- **Data records for software interfaces**:
● ● ● ●

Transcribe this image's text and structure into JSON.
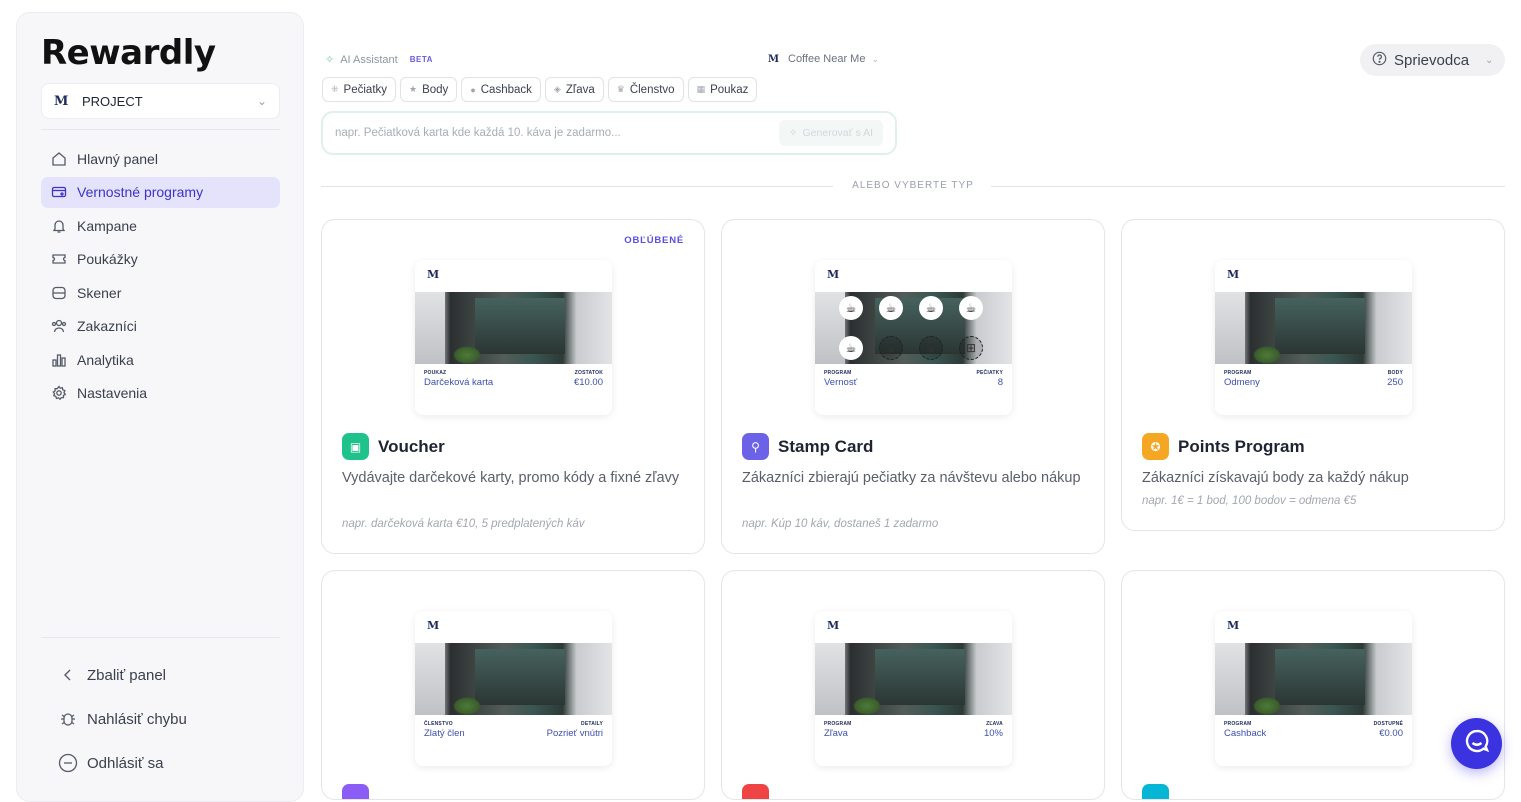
{
  "app": {
    "logo": "Rewardly"
  },
  "sidebar": {
    "project": {
      "monogram": "M",
      "label": "PROJECT"
    },
    "items": [
      {
        "label": "Hlavný panel",
        "icon": "home-icon"
      },
      {
        "label": "Vernostné programy",
        "icon": "card-icon",
        "active": true
      },
      {
        "label": "Kampane",
        "icon": "bell-icon"
      },
      {
        "label": "Poukážky",
        "icon": "ticket-icon"
      },
      {
        "label": "Skener",
        "icon": "scan-icon"
      },
      {
        "label": "Zakazníci",
        "icon": "users-icon"
      },
      {
        "label": "Analytika",
        "icon": "chart-icon"
      },
      {
        "label": "Nastavenia",
        "icon": "gear-icon"
      }
    ],
    "bottom": {
      "collapse": "Zbaliť panel",
      "report": "Nahlásiť chybu",
      "logout": "Odhlásiť sa"
    }
  },
  "header": {
    "ai_label": "AI Assistant",
    "ai_badge": "BETA",
    "place": "Coffee Near Me",
    "guide": "Sprievodca"
  },
  "chips": [
    "Pečiatky",
    "Body",
    "Cashback",
    "Zľava",
    "Členstvo",
    "Poukaz"
  ],
  "ai_input": {
    "placeholder": "napr. Pečiatková karta kde každá 10. káva je zadarmo...",
    "button": "Generovať s AI"
  },
  "divider_text": "ALEBO VYBERTE TYP",
  "cards": [
    {
      "badge": "OBĽÚBENÉ",
      "title": "Voucher",
      "tile_color": "#1fc28b",
      "description": "Vydávajte darčekové karty, promo kódy a fixné zľavy",
      "example": "napr. darčeková karta €10, 5 predplatených káv",
      "preview": {
        "left_key": "POUKAZ",
        "left_val": "Darčeková karta",
        "right_key": "ZOSTATOK",
        "right_val": "€10.00"
      }
    },
    {
      "title": "Stamp Card",
      "tile_color": "#6b62e8",
      "description": "Zákazníci zbierajú pečiatky za návštevu alebo nákup",
      "example": "napr. Kúp 10 káv, dostaneš 1 zadarmo",
      "preview": {
        "left_key": "PROGRAM",
        "left_val": "Vernosť",
        "right_key": "PEČIATKY",
        "right_val": "8",
        "stamps_filled": 5,
        "stamps_total": 8
      }
    },
    {
      "title": "Points Program",
      "tile_color": "#f5a623",
      "description": "Zákazníci získavajú body za každý nákup",
      "example": "napr. 1€ = 1 bod, 100 bodov = odmena €5",
      "preview": {
        "left_key": "PROGRAM",
        "left_val": "Odmeny",
        "right_key": "BODY",
        "right_val": "250"
      }
    },
    {
      "preview": {
        "left_key": "ČLENSTVO",
        "left_val": "Zlatý člen",
        "right_key": "DETAILY",
        "right_val": "Pozrieť vnútri"
      },
      "tile_color": "#8b5cf6"
    },
    {
      "preview": {
        "left_key": "PROGRAM",
        "left_val": "Zľava",
        "right_key": "ZĽAVA",
        "right_val": "10%"
      },
      "tile_color": "#ef4444"
    },
    {
      "preview": {
        "left_key": "PROGRAM",
        "left_val": "Cashback",
        "right_key": "DOSTUPNÉ",
        "right_val": "€0.00"
      },
      "tile_color": "#06b6d4"
    }
  ],
  "colors": {
    "accent": "#3d33c9",
    "active_bg": "#e4e3fb",
    "fab": "#3b33e0"
  }
}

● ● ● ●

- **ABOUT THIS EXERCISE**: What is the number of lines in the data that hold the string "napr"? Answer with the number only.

- **ANSWER TO THE EXERCISE**: 4